## WHAT THIS TASK INVOLVES
Give again the line that contains "Give me the" and every line after it to the end of the records. Keep them exactly as they are and add nothing.
┏━━
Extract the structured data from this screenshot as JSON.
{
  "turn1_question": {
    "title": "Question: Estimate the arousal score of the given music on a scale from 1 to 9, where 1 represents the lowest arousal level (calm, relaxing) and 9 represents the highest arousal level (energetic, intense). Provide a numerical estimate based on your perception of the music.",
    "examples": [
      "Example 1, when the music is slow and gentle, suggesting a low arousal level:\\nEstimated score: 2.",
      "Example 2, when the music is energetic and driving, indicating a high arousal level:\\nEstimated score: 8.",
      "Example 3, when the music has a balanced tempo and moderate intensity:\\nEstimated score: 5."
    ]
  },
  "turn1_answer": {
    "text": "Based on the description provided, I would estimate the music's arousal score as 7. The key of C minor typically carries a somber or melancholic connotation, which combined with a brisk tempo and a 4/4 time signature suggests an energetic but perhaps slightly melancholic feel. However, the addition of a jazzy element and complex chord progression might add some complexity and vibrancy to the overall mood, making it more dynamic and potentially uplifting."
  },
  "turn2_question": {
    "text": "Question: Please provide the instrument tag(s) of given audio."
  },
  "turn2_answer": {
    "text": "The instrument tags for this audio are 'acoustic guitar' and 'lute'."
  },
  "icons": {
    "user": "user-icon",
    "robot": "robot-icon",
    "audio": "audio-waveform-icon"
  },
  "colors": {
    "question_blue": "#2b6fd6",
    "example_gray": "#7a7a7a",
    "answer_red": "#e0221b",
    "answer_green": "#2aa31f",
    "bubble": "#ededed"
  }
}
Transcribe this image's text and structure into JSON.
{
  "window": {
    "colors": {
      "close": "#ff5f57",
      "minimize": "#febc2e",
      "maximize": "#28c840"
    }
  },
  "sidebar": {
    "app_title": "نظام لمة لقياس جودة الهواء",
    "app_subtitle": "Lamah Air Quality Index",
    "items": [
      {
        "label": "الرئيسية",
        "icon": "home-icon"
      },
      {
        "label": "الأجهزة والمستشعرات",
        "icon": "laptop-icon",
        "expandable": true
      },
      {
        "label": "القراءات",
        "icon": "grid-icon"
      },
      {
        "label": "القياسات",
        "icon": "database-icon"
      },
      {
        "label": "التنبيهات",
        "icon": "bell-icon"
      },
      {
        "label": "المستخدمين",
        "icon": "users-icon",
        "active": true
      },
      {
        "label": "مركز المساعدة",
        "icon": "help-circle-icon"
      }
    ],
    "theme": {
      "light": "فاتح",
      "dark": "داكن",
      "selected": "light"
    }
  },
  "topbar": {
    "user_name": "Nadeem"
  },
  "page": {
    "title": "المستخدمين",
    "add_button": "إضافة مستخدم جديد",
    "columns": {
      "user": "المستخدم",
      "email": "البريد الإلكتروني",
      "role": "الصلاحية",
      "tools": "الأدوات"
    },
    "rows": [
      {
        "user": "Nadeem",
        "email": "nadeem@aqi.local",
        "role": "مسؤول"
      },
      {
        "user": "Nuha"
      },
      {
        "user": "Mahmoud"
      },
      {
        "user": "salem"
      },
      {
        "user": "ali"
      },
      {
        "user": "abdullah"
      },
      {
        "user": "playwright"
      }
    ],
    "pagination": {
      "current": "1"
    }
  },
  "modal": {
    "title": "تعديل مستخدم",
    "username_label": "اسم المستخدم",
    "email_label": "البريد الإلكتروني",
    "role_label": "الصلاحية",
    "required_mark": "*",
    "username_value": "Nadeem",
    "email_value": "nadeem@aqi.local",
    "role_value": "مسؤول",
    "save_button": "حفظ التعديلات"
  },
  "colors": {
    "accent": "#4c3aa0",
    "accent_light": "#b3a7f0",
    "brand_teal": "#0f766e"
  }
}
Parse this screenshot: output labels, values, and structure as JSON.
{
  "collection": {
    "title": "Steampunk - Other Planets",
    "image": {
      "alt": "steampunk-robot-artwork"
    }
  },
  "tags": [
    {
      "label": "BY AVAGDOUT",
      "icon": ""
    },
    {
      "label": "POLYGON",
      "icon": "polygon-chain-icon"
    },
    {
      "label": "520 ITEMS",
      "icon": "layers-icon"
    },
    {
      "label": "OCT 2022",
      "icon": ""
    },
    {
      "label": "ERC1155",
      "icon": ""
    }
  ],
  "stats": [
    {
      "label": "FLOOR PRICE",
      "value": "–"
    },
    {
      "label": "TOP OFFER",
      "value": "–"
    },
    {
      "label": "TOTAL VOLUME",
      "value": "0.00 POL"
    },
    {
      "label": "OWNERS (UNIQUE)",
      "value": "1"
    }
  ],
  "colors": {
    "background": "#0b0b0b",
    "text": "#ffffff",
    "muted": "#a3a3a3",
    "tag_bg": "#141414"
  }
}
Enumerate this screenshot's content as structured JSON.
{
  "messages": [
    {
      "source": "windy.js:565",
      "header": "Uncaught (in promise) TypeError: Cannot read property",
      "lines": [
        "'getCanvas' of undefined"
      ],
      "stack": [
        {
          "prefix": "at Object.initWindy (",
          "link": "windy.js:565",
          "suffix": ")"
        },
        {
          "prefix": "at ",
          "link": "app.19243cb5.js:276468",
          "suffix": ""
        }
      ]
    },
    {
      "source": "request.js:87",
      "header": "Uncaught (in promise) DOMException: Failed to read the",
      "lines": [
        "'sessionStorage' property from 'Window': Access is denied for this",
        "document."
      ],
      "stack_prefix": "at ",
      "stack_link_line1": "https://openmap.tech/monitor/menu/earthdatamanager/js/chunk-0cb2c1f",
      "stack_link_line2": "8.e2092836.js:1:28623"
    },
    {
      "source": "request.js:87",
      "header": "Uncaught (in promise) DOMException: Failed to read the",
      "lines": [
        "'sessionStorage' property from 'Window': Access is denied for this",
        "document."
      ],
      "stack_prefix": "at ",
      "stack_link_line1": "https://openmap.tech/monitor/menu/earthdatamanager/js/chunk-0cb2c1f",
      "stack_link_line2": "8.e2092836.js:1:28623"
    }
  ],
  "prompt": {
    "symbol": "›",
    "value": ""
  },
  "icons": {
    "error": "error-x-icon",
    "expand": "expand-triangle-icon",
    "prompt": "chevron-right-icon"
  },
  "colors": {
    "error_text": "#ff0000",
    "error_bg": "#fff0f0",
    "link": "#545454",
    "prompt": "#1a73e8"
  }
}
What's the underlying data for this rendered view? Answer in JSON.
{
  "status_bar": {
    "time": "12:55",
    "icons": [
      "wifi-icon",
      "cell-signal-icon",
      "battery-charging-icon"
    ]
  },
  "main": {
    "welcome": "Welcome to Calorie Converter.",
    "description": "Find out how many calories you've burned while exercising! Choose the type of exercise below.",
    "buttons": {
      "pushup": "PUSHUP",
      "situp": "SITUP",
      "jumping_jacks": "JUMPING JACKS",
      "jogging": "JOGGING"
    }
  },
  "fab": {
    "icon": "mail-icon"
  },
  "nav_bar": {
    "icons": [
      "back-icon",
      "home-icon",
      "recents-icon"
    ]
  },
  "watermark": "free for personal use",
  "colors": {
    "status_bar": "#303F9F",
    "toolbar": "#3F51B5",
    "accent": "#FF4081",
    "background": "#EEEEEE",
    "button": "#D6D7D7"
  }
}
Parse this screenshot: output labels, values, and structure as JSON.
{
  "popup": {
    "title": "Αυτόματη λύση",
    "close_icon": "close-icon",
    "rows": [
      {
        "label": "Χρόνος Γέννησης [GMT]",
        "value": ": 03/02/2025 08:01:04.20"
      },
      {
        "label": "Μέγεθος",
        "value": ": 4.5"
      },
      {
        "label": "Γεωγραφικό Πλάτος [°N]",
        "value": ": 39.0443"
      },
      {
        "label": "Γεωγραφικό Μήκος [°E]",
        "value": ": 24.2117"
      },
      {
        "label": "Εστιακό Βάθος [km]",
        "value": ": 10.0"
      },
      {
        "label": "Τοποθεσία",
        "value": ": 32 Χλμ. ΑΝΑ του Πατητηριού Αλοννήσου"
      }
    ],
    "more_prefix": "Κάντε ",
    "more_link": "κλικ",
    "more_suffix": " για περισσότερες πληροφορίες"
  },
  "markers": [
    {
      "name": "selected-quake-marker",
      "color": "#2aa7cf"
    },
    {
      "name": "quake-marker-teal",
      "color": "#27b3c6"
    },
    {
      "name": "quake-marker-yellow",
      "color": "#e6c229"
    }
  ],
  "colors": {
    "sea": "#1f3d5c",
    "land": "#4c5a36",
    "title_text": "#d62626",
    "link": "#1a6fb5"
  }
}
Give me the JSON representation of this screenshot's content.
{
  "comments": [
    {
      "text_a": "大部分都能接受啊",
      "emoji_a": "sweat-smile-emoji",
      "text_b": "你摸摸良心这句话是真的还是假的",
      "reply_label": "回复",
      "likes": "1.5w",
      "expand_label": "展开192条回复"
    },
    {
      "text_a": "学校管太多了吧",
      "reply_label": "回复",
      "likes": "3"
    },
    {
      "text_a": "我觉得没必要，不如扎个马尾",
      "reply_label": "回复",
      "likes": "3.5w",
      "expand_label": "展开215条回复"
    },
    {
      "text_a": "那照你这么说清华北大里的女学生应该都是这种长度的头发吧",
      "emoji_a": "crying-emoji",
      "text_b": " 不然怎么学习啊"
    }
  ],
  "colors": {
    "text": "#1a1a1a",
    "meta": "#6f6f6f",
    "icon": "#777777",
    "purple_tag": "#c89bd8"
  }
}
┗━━
## YOUR RESPONSE
Give me the JSON representation of this screenshot's content.
{
  "comments": [
    {
      "text_a": "大部分都能接受啊",
      "emoji_a": "sweat-smile-emoji",
      "text_b": "你摸摸良心这句话是真的还是假的",
      "reply_label": "回复",
      "likes": "1.5w",
      "expand_label": "展开192条回复"
    },
    {
      "text_a": "学校管太多了吧",
      "reply_label": "回复",
      "likes": "3"
    },
    {
      "text_a": "我觉得没必要，不如扎个马尾",
      "reply_label": "回复",
      "likes": "3.5w",
      "expand_label": "展开215条回复"
    },
    {
      "text_a": "那照你这么说清华北大里的女学生应该都是这种长度的头发吧",
      "emoji_a": "crying-emoji",
      "text_b": " 不然怎么学习啊"
    }
  ],
  "colors": {
    "text": "#1a1a1a",
    "meta": "#6f6f6f",
    "icon": "#777777",
    "purple_tag": "#c89bd8"
  }
}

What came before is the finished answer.